What needs to be done:
Omit the images and return the remaining entries unchanged.

Entries provided:
● ● ●

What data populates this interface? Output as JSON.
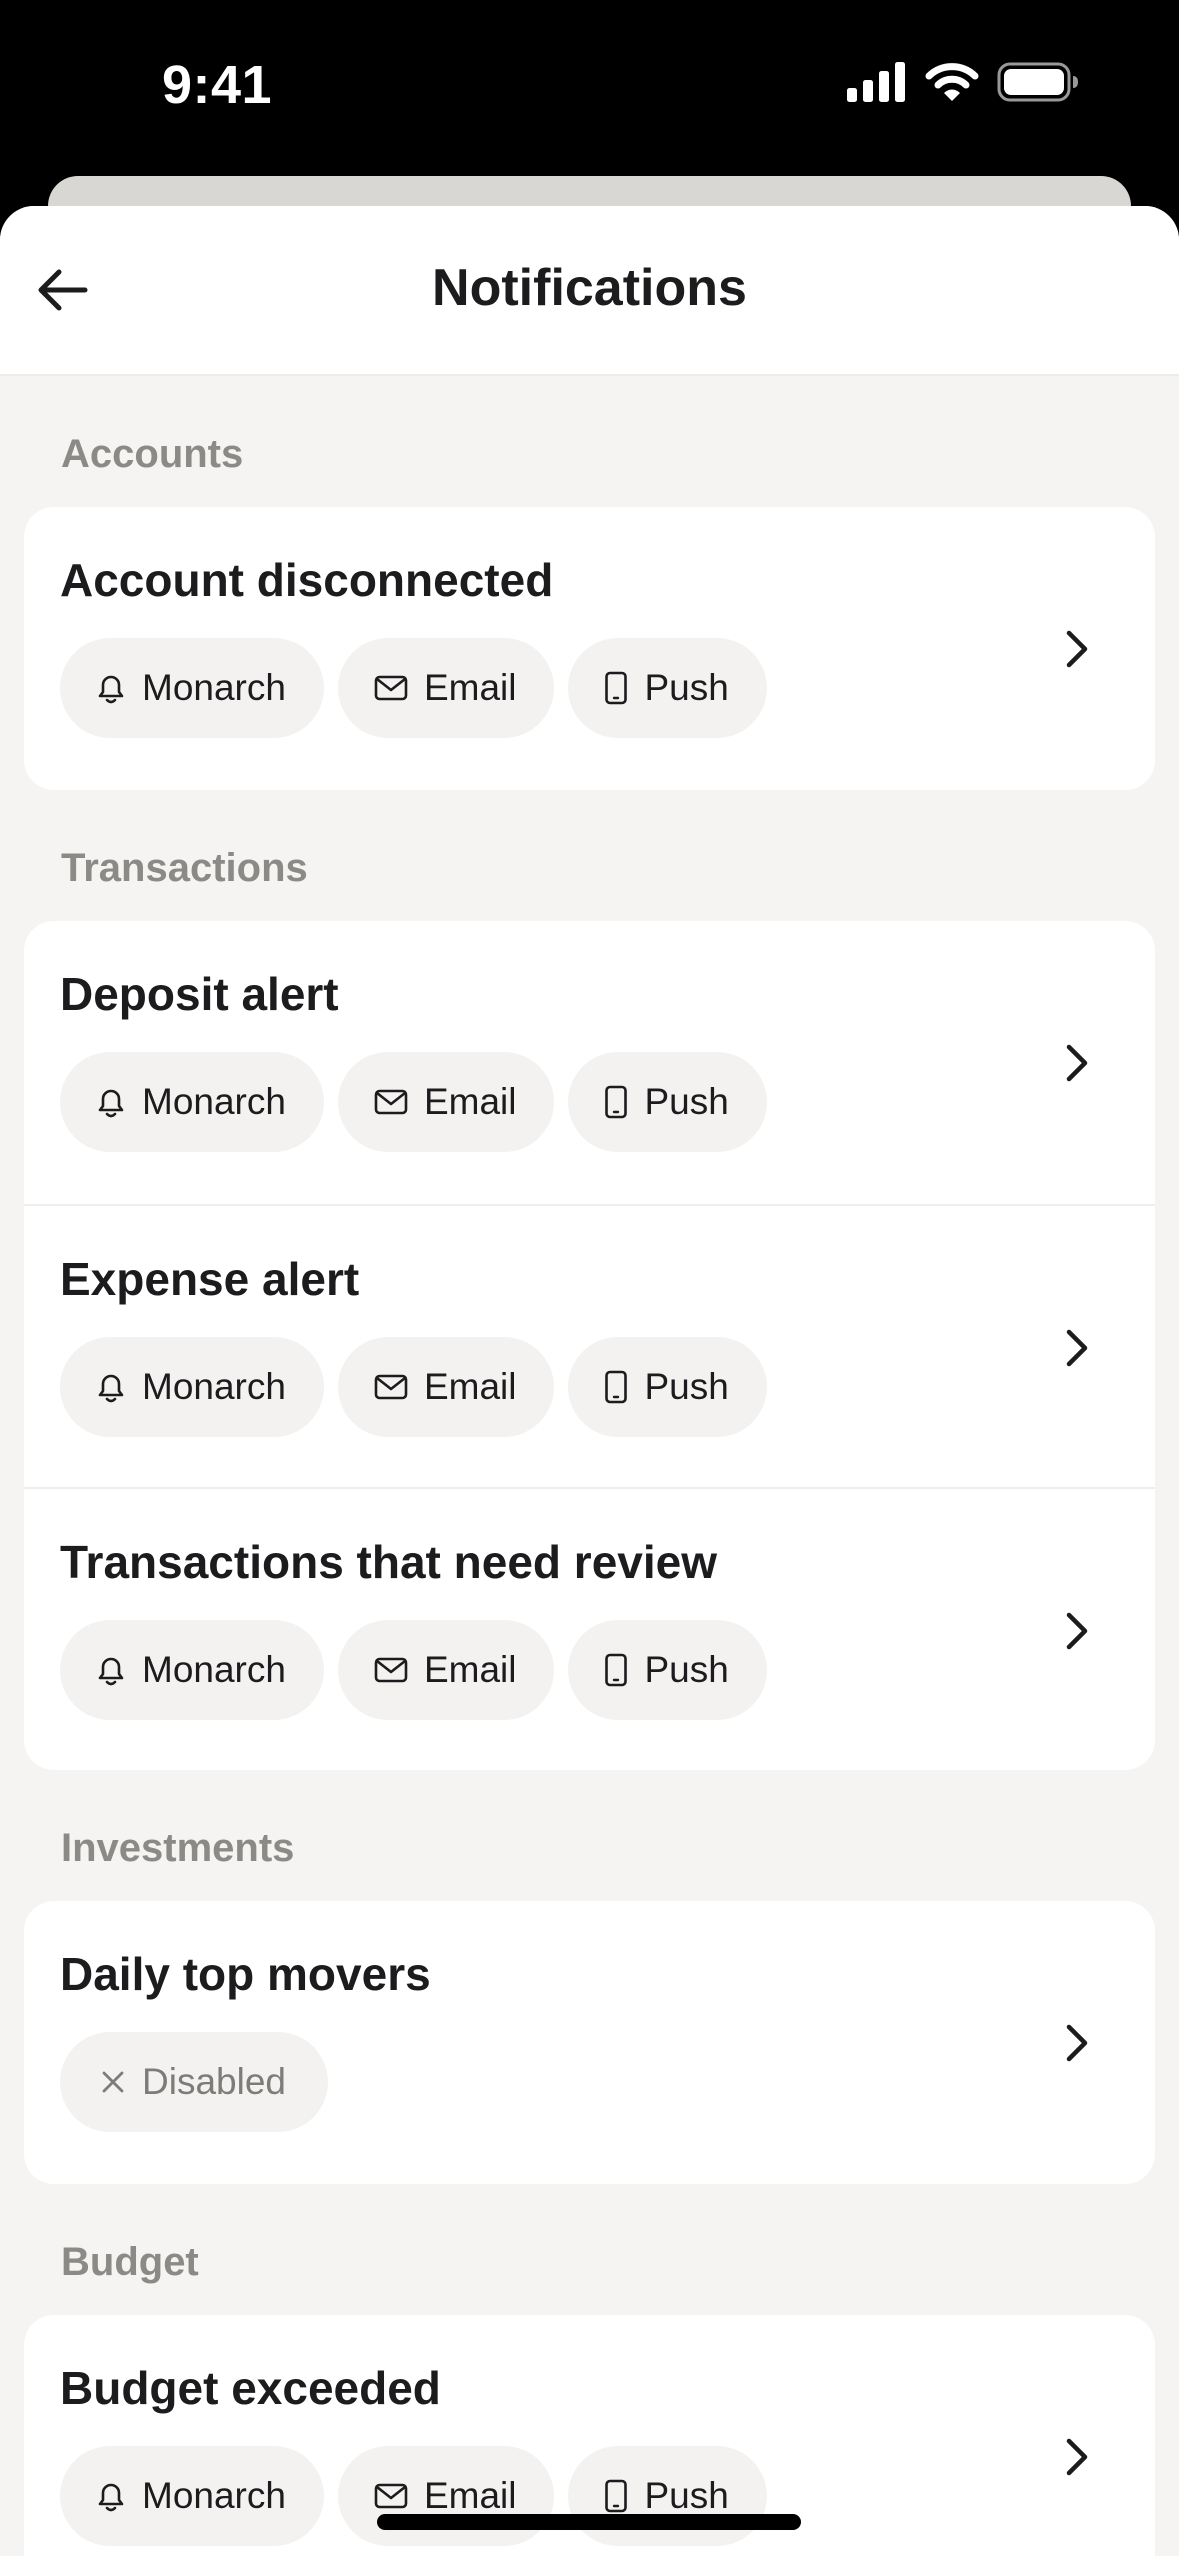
{
  "status_bar": {
    "time": "9:41"
  },
  "header": {
    "title": "Notifications"
  },
  "sections": [
    {
      "title": "Accounts",
      "items": [
        {
          "title": "Account disconnected",
          "channels": [
            "Monarch",
            "Email",
            "Push"
          ]
        }
      ]
    },
    {
      "title": "Transactions",
      "items": [
        {
          "title": "Deposit alert",
          "channels": [
            "Monarch",
            "Email",
            "Push"
          ]
        },
        {
          "title": "Expense alert",
          "channels": [
            "Monarch",
            "Email",
            "Push"
          ]
        },
        {
          "title": "Transactions that need review",
          "channels": [
            "Monarch",
            "Email",
            "Push"
          ]
        }
      ]
    },
    {
      "title": "Investments",
      "items": [
        {
          "title": "Daily top movers",
          "disabled_label": "Disabled"
        }
      ]
    },
    {
      "title": "Budget",
      "items": [
        {
          "title": "Budget exceeded",
          "channels": [
            "Monarch",
            "Email",
            "Push"
          ]
        }
      ]
    }
  ],
  "icons": {
    "monarch": "bell-icon",
    "email": "mail-icon",
    "push": "phone-icon",
    "disabled": "x-icon",
    "row": "chevron-right-icon",
    "back": "arrow-left-icon"
  },
  "colors": {
    "background": "#f5f4f2",
    "card": "#ffffff",
    "chip": "#f3f2f0",
    "section_title": "#8b8a87",
    "text": "#1c1c1e"
  }
}
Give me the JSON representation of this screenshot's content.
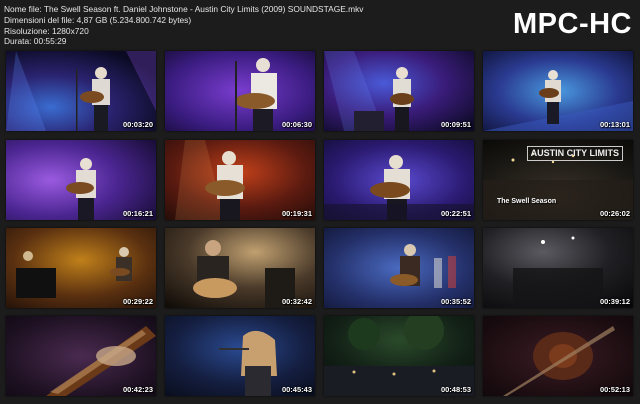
{
  "info": {
    "file_name": "Nome file: The Swell Season ft. Daniel Johnstone - Austin City Limits (2009) SOUNDSTAGE.mkv",
    "file_size": "Dimensioni del file: 4,87 GB (5.234.800.742 bytes)",
    "resolution": "Risoluzione: 1280x720",
    "duration": "Durata: 00:55:29"
  },
  "brand": "MPC-HC",
  "thumbnails": [
    {
      "time": "00:03:20",
      "palette": "blue-purple"
    },
    {
      "time": "00:06:30",
      "palette": "purple"
    },
    {
      "time": "00:09:51",
      "palette": "blue-purple"
    },
    {
      "time": "00:13:01",
      "palette": "blue"
    },
    {
      "time": "00:16:21",
      "palette": "purple"
    },
    {
      "time": "00:19:31",
      "palette": "red-orange"
    },
    {
      "time": "00:22:51",
      "palette": "blue-purple"
    },
    {
      "time": "00:26:02",
      "palette": "dark",
      "overlay": "The Swell Season",
      "logo": "AUSTIN CITY LIMITS"
    },
    {
      "time": "00:29:22",
      "palette": "warm"
    },
    {
      "time": "00:32:42",
      "palette": "warm-dark"
    },
    {
      "time": "00:35:52",
      "palette": "blue"
    },
    {
      "time": "00:39:12",
      "palette": "dark"
    },
    {
      "time": "00:42:23",
      "palette": "dark-purple"
    },
    {
      "time": "00:45:43",
      "palette": "blue-dark"
    },
    {
      "time": "00:48:53",
      "palette": "green-dark"
    },
    {
      "time": "00:52:13",
      "palette": "dark-red"
    }
  ]
}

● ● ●

Solved problem:
What data populates this interface? Output as JSON.
{
  "status_bar": {
    "time": "9:41"
  },
  "header": {
    "title": "Notifications"
  },
  "sections": [
    {
      "title": "Accounts",
      "items": [
        {
          "title": "Account disconnected",
          "channels": [
            "Monarch",
            "Email",
            "Push"
          ]
        }
      ]
    },
    {
      "title": "Transactions",
      "items": [
        {
          "title": "Deposit alert",
          "channels": [
            "Monarch",
            "Email",
            "Push"
          ]
        },
        {
          "title": "Expense alert",
          "channels": [
            "Monarch",
            "Email",
            "Push"
          ]
        },
        {
          "title": "Transactions that need review",
          "channels": [
            "Monarch",
            "Email",
            "Push"
          ]
        }
      ]
    },
    {
      "title": "Investments",
      "items": [
        {
          "title": "Daily top movers",
          "disabled_label": "Disabled"
        }
      ]
    },
    {
      "title": "Budget",
      "items": [
        {
          "title": "Budget exceeded",
          "channels": [
            "Monarch",
            "Email",
            "Push"
          ]
        }
      ]
    }
  ],
  "icons": {
    "monarch": "bell-icon",
    "email": "mail-icon",
    "push": "phone-icon",
    "disabled": "x-icon",
    "row": "chevron-right-icon",
    "back": "arrow-left-icon"
  },
  "colors": {
    "background": "#f5f4f2",
    "card": "#ffffff",
    "chip": "#f3f2f0",
    "section_title": "#8b8a87",
    "text": "#1c1c1e"
  }
}
Give me the JSON representation of this screenshot's content.
{
  "info": {
    "file_name": "Nome file: The Swell Season ft. Daniel Johnstone - Austin City Limits (2009) SOUNDSTAGE.mkv",
    "file_size": "Dimensioni del file: 4,87 GB (5.234.800.742 bytes)",
    "resolution": "Risoluzione: 1280x720",
    "duration": "Durata: 00:55:29"
  },
  "brand": "MPC-HC",
  "thumbnails": [
    {
      "time": "00:03:20",
      "palette": "blue-purple"
    },
    {
      "time": "00:06:30",
      "palette": "purple"
    },
    {
      "time": "00:09:51",
      "palette": "blue-purple"
    },
    {
      "time": "00:13:01",
      "palette": "blue"
    },
    {
      "time": "00:16:21",
      "palette": "purple"
    },
    {
      "time": "00:19:31",
      "palette": "red-orange"
    },
    {
      "time": "00:22:51",
      "palette": "blue-purple"
    },
    {
      "time": "00:26:02",
      "palette": "dark",
      "overlay": "The Swell Season",
      "logo": "AUSTIN CITY LIMITS"
    },
    {
      "time": "00:29:22",
      "palette": "warm"
    },
    {
      "time": "00:32:42",
      "palette": "warm-dark"
    },
    {
      "time": "00:35:52",
      "palette": "blue"
    },
    {
      "time": "00:39:12",
      "palette": "dark"
    },
    {
      "time": "00:42:23",
      "palette": "dark-purple"
    },
    {
      "time": "00:45:43",
      "palette": "blue-dark"
    },
    {
      "time": "00:48:53",
      "palette": "green-dark"
    },
    {
      "time": "00:52:13",
      "palette": "dark-red"
    }
  ]
}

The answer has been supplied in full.